• _Instructions for the task_:
Your answer should be a single number, the count of lines in the material with the string "Users".

┄┄┄┄┄┄┄┄┄┄

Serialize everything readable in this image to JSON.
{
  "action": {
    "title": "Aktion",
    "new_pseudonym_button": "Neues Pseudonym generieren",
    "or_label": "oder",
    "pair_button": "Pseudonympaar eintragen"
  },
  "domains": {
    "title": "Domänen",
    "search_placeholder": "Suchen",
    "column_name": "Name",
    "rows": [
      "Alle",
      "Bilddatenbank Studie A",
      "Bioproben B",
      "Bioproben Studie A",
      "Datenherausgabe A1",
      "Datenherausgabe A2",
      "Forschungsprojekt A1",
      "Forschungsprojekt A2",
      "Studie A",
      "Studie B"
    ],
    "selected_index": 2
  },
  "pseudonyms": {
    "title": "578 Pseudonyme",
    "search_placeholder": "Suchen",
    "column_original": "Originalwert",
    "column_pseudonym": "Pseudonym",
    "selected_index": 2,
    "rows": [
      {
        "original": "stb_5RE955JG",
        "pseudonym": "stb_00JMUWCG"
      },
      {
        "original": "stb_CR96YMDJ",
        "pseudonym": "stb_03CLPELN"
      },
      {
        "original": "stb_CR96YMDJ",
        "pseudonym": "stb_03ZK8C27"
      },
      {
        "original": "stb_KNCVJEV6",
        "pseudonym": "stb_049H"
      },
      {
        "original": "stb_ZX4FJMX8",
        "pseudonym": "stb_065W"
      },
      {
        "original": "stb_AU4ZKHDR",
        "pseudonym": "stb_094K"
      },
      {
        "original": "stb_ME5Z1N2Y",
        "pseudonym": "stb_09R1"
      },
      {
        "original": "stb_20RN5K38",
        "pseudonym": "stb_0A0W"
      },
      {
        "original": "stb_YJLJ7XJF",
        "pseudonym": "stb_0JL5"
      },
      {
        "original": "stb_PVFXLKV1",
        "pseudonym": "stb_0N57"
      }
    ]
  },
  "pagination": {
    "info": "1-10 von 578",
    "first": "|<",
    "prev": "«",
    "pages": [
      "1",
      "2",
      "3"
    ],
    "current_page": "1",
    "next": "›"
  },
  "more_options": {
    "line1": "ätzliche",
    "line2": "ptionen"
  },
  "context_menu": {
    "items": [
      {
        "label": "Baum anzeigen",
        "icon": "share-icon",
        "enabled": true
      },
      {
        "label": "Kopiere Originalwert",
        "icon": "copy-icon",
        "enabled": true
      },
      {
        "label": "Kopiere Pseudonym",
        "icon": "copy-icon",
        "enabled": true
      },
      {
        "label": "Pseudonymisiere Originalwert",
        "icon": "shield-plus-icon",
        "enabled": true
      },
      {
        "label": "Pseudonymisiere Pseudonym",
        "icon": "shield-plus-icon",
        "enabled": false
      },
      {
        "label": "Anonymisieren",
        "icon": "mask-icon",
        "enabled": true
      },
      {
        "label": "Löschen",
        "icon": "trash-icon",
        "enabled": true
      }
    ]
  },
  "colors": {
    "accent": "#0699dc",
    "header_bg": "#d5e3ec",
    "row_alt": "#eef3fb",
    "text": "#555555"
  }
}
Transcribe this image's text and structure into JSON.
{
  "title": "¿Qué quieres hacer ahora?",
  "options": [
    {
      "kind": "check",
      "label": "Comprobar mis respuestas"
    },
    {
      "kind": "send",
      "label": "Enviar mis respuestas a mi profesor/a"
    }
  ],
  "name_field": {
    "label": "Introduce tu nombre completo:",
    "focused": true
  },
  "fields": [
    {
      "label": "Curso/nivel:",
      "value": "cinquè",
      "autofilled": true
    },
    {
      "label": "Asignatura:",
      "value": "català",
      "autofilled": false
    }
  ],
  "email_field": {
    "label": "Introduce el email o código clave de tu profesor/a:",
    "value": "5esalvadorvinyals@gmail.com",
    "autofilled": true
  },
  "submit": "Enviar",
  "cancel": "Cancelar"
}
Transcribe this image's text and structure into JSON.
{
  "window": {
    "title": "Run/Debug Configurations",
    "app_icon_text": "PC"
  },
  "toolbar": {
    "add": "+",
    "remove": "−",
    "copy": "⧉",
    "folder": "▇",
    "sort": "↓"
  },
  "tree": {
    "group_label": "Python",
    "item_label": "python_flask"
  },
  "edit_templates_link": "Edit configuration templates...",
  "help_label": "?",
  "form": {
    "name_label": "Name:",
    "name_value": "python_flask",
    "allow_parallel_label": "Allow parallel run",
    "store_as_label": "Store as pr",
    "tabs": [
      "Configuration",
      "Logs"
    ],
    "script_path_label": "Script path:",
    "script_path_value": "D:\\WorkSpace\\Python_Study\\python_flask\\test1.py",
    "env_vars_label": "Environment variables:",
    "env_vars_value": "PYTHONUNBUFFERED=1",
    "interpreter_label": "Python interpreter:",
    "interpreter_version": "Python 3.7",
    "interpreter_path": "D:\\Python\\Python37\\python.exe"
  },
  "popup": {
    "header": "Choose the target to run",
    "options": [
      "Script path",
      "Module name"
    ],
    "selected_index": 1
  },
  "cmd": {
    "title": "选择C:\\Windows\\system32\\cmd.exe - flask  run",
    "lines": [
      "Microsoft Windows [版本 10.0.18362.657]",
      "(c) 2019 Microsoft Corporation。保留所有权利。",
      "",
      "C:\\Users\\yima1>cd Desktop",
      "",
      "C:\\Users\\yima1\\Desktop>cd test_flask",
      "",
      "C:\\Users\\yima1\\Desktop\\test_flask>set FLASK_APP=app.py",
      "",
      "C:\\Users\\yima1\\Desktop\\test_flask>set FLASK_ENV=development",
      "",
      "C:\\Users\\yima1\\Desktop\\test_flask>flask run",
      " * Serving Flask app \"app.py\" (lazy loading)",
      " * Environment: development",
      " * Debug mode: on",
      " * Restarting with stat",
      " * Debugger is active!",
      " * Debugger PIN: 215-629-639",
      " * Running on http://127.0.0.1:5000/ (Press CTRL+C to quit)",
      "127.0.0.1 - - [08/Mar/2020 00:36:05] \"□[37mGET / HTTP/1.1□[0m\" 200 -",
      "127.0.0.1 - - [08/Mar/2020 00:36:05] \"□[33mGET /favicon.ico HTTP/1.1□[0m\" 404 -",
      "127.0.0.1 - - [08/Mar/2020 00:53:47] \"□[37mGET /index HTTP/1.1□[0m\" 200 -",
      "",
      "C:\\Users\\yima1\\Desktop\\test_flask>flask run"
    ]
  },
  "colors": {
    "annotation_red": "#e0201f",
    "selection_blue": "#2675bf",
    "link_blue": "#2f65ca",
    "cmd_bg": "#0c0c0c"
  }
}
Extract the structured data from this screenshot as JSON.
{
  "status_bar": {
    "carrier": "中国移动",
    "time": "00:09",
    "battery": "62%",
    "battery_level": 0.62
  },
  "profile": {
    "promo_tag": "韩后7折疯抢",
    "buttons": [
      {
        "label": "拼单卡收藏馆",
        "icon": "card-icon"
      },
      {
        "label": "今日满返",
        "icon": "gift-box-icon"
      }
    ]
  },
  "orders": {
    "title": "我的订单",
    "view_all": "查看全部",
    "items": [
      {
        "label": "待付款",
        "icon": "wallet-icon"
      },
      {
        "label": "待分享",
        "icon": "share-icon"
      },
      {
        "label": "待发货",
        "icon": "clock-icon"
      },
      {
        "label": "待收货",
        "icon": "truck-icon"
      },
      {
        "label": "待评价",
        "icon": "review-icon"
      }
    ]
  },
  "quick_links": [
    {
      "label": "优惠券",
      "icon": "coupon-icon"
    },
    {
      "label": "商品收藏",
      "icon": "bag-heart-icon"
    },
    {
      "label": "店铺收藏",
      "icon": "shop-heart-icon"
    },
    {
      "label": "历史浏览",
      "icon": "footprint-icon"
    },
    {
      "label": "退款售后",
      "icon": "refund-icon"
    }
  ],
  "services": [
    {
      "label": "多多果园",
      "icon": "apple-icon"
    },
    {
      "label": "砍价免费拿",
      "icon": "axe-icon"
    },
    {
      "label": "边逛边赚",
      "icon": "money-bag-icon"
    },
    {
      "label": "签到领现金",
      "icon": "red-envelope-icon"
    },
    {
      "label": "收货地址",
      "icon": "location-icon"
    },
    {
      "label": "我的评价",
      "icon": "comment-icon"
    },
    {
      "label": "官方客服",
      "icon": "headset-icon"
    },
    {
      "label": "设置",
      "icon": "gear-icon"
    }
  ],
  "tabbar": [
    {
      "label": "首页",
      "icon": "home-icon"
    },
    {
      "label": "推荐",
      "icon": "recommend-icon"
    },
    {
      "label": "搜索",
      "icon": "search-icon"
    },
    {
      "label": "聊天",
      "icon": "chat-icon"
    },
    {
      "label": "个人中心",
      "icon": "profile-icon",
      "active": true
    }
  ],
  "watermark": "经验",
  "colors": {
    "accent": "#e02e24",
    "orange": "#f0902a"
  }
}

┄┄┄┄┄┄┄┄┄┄

• _Solution_:
6